- Collected data entries:
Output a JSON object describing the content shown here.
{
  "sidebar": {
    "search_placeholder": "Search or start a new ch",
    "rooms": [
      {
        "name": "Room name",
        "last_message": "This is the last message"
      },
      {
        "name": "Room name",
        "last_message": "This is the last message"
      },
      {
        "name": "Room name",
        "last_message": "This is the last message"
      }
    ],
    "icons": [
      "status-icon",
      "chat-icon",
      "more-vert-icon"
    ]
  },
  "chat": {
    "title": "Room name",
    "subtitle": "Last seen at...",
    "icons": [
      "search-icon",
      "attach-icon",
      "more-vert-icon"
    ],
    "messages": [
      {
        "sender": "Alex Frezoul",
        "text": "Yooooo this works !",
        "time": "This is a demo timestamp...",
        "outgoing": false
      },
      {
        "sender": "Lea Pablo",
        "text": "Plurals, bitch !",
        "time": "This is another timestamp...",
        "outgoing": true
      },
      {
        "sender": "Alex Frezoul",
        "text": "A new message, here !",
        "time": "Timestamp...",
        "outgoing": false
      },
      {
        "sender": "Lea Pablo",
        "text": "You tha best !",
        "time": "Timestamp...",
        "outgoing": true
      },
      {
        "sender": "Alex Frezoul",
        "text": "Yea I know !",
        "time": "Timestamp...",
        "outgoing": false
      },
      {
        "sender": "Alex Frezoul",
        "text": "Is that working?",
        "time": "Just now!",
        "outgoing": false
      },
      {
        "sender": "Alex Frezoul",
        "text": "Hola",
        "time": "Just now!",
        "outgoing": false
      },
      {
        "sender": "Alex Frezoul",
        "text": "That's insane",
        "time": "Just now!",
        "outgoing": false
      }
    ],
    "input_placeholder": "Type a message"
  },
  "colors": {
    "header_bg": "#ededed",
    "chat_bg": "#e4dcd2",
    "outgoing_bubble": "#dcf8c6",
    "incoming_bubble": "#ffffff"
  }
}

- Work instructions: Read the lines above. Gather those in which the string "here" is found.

- Answer to the problem:
Output a JSON object describing the content shown here.
        "text": "A new message, here !",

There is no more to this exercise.